*** Data under study ***
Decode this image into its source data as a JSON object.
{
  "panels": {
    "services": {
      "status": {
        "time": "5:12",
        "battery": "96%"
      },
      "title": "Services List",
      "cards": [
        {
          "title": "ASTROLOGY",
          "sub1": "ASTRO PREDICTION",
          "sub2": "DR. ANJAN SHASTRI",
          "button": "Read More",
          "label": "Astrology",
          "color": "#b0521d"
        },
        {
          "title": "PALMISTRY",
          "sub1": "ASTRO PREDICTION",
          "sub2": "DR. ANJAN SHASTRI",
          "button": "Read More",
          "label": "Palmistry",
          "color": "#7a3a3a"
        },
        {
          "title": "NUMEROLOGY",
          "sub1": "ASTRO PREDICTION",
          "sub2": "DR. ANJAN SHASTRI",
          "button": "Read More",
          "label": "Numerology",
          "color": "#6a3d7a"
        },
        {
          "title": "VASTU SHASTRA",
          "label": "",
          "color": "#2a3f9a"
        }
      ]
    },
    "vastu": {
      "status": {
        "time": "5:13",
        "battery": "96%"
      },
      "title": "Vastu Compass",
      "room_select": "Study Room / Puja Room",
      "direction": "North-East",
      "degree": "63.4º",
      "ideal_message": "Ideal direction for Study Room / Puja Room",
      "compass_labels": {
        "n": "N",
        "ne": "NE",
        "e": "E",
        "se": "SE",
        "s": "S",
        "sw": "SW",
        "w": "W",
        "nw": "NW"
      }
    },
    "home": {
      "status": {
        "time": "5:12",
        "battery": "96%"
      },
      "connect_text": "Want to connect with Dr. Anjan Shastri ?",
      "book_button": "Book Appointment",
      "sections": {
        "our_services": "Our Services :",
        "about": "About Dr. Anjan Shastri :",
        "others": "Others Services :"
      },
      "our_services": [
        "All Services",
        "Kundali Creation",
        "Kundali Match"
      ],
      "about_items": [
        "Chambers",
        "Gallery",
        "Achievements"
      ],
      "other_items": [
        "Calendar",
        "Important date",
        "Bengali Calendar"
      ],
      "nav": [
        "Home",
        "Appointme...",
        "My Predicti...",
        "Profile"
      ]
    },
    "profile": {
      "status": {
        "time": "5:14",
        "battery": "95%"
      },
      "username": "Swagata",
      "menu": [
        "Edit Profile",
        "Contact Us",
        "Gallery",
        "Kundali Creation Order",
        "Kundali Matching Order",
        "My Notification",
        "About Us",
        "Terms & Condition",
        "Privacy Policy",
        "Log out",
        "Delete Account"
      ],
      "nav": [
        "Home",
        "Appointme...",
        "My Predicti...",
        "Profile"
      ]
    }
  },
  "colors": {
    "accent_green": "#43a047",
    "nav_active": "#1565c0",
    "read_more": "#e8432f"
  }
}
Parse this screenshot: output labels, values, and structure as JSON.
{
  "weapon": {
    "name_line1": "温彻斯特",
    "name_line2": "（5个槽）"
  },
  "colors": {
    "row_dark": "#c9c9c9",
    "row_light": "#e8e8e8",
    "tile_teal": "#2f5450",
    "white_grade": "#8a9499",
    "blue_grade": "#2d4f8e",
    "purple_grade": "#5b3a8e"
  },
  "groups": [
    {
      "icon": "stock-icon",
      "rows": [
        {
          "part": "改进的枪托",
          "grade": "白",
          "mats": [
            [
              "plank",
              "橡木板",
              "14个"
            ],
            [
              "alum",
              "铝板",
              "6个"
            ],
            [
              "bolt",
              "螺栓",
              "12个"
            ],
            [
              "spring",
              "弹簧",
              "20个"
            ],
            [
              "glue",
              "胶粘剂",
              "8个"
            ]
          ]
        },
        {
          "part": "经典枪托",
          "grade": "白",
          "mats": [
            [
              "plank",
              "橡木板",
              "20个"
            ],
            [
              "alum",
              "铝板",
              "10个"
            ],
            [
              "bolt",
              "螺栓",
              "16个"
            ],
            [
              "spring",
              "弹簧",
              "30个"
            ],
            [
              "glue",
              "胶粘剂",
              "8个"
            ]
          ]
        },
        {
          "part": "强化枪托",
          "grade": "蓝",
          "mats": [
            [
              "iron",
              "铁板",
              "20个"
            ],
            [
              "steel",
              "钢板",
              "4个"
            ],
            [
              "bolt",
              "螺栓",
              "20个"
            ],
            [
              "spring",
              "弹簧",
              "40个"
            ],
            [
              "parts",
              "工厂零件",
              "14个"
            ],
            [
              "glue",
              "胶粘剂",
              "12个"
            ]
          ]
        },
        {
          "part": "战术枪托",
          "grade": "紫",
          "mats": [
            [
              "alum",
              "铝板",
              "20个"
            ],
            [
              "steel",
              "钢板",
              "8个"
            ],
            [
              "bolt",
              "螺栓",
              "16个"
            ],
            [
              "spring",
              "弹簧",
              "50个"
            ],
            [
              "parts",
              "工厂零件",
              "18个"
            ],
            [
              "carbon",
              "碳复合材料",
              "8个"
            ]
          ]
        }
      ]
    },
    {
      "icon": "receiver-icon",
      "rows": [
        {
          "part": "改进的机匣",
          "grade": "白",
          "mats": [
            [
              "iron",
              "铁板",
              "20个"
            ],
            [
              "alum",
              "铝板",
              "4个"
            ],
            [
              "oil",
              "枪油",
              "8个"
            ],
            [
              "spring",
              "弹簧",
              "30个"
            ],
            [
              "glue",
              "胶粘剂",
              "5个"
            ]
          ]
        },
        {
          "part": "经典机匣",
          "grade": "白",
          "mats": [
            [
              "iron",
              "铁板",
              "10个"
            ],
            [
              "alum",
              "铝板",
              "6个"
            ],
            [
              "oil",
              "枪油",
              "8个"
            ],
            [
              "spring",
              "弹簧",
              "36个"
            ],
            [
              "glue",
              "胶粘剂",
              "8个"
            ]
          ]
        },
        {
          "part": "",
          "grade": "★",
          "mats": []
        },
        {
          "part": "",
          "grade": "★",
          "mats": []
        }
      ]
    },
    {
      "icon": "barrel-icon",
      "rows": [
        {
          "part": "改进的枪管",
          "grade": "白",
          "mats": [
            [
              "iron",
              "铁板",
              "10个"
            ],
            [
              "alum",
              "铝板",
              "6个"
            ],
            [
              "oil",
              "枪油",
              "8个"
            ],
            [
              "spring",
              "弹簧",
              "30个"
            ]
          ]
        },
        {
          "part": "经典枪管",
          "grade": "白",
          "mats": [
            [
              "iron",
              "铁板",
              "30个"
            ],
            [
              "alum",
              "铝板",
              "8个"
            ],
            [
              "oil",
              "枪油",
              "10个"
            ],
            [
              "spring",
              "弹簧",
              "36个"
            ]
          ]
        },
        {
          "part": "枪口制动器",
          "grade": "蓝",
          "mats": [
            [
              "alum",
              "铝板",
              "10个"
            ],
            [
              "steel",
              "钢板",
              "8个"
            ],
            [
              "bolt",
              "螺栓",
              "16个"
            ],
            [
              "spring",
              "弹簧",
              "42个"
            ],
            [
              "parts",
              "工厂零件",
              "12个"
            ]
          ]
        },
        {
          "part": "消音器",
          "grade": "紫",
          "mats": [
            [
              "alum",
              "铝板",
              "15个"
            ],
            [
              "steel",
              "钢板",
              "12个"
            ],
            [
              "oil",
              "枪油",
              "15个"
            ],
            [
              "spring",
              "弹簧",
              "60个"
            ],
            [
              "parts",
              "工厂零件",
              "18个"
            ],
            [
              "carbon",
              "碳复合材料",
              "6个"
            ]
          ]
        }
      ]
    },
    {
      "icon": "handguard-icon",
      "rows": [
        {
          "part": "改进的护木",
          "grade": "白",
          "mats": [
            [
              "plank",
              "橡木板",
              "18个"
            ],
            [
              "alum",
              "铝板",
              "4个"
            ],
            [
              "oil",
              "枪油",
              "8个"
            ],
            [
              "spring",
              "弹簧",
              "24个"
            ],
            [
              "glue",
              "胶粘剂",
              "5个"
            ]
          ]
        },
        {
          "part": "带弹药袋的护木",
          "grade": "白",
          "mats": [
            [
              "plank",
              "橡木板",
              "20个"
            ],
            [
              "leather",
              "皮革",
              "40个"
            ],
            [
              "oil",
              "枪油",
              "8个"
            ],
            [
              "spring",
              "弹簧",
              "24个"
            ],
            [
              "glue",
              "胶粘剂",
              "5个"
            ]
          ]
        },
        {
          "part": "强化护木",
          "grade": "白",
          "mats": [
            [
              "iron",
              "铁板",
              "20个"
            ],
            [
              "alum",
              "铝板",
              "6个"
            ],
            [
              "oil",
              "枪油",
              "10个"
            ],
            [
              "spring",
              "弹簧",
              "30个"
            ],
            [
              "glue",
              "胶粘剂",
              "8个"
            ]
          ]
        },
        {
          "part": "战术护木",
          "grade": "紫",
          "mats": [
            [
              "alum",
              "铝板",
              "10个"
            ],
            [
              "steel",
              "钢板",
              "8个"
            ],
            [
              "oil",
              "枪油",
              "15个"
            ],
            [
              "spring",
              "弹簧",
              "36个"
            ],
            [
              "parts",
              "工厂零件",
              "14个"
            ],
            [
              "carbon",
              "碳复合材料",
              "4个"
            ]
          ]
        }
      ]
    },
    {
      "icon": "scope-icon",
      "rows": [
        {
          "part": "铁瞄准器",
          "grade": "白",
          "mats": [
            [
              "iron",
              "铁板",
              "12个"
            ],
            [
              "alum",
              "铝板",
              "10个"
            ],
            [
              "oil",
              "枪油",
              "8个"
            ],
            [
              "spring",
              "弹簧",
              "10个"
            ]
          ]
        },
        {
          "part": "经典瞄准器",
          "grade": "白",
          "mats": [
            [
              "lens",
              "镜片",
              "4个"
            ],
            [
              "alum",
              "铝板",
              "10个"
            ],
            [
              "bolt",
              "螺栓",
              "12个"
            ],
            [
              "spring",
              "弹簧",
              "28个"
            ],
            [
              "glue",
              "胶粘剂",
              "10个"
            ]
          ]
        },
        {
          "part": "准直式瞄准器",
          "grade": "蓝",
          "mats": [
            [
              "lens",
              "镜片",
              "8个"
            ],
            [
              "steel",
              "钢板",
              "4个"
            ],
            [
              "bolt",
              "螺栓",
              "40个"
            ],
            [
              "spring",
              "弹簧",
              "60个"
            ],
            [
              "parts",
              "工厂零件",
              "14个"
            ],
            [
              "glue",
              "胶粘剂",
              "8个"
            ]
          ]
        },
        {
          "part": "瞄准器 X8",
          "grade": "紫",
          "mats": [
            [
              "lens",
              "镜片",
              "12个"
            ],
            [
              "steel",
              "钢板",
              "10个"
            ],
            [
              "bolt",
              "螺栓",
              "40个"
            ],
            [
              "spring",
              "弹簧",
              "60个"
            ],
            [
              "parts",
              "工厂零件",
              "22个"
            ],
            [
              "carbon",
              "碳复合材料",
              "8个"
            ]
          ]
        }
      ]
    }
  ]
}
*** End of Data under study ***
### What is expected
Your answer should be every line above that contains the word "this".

### Your response
Decode this image into its source data as a JSON object.
Parse this screenshot: output labels, values, and structure as JSON.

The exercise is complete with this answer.